(Collected data entries)

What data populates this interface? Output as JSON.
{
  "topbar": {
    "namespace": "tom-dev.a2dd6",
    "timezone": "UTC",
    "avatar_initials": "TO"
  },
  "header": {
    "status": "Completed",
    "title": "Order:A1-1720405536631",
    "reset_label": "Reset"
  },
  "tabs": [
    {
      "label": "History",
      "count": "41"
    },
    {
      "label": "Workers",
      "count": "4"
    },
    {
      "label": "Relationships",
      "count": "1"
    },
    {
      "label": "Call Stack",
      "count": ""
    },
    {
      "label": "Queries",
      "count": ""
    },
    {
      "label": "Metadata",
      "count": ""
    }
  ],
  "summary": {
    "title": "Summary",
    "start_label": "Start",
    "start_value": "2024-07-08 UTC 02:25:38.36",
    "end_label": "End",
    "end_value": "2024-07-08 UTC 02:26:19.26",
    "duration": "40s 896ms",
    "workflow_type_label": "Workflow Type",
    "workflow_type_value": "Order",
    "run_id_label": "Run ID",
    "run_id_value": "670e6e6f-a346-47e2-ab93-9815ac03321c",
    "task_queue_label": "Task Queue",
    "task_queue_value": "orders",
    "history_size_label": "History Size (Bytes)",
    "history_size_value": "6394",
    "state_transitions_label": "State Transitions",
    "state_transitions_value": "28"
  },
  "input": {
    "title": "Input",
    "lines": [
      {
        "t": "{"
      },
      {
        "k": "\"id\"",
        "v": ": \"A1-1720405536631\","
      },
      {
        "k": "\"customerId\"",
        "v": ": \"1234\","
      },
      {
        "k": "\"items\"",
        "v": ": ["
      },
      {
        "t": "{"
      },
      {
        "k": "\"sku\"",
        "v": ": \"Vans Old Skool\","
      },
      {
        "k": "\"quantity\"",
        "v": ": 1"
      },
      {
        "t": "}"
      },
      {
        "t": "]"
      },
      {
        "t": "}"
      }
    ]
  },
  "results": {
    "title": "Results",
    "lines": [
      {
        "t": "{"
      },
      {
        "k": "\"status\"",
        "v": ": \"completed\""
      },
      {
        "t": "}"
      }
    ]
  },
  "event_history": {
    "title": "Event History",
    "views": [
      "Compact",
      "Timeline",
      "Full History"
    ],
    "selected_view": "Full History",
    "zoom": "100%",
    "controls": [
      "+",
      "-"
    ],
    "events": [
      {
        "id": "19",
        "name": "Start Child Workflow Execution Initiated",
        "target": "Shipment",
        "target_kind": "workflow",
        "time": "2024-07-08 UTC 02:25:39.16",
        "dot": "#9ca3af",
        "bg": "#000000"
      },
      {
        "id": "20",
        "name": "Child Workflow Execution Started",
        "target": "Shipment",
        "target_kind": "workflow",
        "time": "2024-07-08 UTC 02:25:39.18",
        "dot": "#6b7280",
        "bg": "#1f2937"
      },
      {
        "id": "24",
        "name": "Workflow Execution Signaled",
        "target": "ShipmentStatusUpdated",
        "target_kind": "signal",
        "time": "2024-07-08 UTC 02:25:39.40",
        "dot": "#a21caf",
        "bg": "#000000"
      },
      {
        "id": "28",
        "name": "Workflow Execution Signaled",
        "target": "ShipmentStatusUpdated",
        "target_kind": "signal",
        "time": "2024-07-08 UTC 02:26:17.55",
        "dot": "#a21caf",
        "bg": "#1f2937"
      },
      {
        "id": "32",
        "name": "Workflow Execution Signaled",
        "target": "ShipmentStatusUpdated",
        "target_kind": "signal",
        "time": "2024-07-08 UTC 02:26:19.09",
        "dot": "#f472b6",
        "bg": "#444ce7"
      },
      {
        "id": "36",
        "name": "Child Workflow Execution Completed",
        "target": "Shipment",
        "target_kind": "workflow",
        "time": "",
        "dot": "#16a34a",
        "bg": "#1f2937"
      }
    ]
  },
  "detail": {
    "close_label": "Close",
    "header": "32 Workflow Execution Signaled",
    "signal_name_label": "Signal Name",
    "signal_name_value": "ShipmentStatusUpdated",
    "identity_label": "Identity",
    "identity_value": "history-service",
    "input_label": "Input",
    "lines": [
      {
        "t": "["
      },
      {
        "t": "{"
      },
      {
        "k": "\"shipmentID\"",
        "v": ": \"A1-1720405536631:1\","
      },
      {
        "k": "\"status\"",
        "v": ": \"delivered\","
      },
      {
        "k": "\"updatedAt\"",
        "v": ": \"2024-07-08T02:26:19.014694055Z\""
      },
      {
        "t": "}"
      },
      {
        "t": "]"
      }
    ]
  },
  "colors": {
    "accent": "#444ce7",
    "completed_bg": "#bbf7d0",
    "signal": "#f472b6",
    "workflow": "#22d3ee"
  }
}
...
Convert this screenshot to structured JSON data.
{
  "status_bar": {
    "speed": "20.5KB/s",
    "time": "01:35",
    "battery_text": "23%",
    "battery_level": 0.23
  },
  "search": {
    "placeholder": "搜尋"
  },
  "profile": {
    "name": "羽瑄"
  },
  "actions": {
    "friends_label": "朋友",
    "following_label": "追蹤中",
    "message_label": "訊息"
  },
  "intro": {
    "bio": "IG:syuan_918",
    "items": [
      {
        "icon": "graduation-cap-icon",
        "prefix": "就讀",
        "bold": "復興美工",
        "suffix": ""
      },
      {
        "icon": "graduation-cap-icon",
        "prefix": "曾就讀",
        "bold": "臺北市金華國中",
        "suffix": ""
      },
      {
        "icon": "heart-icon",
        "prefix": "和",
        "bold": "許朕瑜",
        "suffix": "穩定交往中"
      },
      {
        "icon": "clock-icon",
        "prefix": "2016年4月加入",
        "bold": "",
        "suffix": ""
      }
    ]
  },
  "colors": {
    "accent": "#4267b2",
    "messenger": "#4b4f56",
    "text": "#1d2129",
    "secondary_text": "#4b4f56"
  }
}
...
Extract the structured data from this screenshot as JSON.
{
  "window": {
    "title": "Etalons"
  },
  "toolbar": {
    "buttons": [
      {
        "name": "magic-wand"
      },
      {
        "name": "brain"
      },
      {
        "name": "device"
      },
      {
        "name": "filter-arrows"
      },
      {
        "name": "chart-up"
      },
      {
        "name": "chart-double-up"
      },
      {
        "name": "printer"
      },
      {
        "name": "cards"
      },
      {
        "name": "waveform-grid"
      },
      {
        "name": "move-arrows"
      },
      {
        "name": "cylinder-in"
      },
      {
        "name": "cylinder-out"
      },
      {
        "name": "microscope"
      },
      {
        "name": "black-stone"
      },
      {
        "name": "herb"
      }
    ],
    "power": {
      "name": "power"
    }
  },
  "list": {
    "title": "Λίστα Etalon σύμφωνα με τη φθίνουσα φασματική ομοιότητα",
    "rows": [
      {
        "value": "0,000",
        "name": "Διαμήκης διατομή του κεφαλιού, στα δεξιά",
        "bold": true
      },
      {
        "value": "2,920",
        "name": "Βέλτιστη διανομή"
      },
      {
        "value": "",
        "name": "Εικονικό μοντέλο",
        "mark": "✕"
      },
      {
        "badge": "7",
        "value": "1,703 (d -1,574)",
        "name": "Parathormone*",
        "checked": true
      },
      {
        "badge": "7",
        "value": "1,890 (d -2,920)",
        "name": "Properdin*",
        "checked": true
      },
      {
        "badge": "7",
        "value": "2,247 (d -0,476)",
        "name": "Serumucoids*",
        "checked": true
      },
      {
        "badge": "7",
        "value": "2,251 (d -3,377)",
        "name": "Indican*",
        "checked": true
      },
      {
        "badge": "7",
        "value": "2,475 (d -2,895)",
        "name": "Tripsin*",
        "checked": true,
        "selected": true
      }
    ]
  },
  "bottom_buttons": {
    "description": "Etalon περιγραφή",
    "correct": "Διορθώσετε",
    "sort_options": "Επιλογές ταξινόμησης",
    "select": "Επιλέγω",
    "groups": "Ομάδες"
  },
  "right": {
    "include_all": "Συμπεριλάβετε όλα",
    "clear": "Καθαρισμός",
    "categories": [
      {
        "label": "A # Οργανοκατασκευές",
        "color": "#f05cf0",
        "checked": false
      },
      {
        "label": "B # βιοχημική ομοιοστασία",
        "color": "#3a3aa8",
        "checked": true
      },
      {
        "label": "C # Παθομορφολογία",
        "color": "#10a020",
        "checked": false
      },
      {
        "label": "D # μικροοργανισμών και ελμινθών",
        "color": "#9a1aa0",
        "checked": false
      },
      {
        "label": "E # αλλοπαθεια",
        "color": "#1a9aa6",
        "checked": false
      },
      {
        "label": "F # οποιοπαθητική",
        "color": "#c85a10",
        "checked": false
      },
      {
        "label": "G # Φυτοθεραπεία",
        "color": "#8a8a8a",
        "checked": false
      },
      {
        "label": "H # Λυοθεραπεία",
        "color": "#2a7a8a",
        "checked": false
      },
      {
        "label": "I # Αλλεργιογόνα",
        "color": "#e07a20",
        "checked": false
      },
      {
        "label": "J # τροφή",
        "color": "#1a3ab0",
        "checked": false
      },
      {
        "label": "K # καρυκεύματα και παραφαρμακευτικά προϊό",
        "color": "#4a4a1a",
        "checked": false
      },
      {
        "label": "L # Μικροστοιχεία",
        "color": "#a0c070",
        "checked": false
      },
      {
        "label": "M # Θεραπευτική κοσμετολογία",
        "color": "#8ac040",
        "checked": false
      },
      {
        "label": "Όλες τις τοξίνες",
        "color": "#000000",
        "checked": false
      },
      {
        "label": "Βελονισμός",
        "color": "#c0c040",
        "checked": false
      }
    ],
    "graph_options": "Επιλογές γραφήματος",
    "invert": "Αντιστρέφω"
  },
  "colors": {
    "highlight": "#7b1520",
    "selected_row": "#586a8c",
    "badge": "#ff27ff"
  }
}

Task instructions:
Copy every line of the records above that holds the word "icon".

Solution:
        "icon": "graduation-cap-icon",
        "icon": "graduation-cap-icon",
        "icon": "heart-icon",
        "icon": "clock-icon",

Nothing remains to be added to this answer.